27. Búrfellsgjá – Crater and lava channel

The lava channel Búrfellsgjá. Photo Ingibjörg Kaldal.Búrfell near Hafnarfjörður town SW-Iceland is a cinder cone that erupted 8000 years ago (~6000 BC). The crater reaches 180 m a.s.l. and is made of scoria and other pyroclastic fragments. The lava originating there is olivine tholeiitic with prominent phenocrysts of feldspar and olivine.

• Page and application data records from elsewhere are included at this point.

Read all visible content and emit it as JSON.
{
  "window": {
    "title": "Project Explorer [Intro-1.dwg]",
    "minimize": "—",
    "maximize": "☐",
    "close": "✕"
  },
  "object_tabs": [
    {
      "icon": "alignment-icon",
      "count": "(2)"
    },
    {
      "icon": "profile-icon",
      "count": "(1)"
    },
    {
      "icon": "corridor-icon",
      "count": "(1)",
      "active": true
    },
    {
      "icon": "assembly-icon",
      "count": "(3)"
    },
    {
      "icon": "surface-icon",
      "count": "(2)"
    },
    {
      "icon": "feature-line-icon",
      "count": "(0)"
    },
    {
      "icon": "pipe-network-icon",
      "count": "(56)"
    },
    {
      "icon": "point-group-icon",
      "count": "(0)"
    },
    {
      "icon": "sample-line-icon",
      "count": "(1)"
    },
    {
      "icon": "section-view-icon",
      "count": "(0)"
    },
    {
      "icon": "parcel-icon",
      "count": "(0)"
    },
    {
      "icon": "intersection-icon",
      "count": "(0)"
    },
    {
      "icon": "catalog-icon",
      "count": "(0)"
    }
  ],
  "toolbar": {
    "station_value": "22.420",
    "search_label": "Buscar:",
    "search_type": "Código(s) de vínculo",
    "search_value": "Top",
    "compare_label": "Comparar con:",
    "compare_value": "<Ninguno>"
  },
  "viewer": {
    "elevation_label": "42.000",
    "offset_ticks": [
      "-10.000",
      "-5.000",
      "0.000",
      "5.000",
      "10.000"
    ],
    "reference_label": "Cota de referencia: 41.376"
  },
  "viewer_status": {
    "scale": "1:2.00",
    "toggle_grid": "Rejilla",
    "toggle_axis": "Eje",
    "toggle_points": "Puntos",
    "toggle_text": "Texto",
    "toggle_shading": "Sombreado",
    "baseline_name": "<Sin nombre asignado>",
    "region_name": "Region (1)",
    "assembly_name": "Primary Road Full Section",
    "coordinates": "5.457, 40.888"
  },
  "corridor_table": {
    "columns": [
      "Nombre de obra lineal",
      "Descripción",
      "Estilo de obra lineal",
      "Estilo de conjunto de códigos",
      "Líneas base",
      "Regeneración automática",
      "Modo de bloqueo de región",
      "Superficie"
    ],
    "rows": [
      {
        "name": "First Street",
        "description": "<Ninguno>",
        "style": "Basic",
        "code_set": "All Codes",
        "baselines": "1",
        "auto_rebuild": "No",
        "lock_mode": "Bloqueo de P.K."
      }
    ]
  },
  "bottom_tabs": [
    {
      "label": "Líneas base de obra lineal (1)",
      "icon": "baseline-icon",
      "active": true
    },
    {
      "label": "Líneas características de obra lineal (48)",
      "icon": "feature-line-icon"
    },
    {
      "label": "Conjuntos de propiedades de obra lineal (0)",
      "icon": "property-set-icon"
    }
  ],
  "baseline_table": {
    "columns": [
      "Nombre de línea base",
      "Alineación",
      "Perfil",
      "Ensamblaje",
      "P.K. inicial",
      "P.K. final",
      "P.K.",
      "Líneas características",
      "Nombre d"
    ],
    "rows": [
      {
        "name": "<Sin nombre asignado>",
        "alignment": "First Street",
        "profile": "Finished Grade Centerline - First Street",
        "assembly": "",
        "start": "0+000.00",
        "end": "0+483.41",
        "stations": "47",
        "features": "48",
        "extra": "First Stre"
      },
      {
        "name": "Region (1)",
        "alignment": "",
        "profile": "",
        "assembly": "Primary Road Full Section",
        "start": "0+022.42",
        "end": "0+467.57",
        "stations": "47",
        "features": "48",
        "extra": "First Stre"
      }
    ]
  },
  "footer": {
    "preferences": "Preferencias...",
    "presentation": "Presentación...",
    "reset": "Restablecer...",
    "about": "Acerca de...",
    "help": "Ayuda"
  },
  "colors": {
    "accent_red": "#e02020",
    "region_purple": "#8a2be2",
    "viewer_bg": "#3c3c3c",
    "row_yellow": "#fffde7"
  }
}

It has the common name Búrfellshraun but parts of it have their own names such as

  • Smyrlabúðarhraun
  • Gráhelluhraun
  • Lækjarbotnahraun
  • Urriðakotshraun
  • Hafnarfjarðarhraun
  • Garðahraun
  • Gálgahraun.

The Búrfell crater is located near the eastern border of a shallow rift valley belonging to the Trölladyngja volcanic rift system. The area of the lava is estimated to be 24 km2 and 1/3 of it is covered by younger lava flows. The volume is around 0,5 km3. The age is about 8000 years BP.

Three main lava lobes have flowed from the crater towards the shore and in to the sea. The largest one reached the shore in outer Hafnarfjörður and Arnarnesvogur. The second one flowed towards Kaldárbotnar springs and from there to the shore at Hamarinn in Hafnarfjörður harbour. The third and the southernmost lava lobe is mostly covered by younger lavas. It went into the sea at Straumsvík. At this time the sea level was about 10 m lower than today. The towns Hafnarfjörður and Garðabær are partly located on the lava as well as the Straumsvík Aluminium Plant.

Árni Hjartarson, 2010

 Map of Burfellsgja - Crater and lava channel.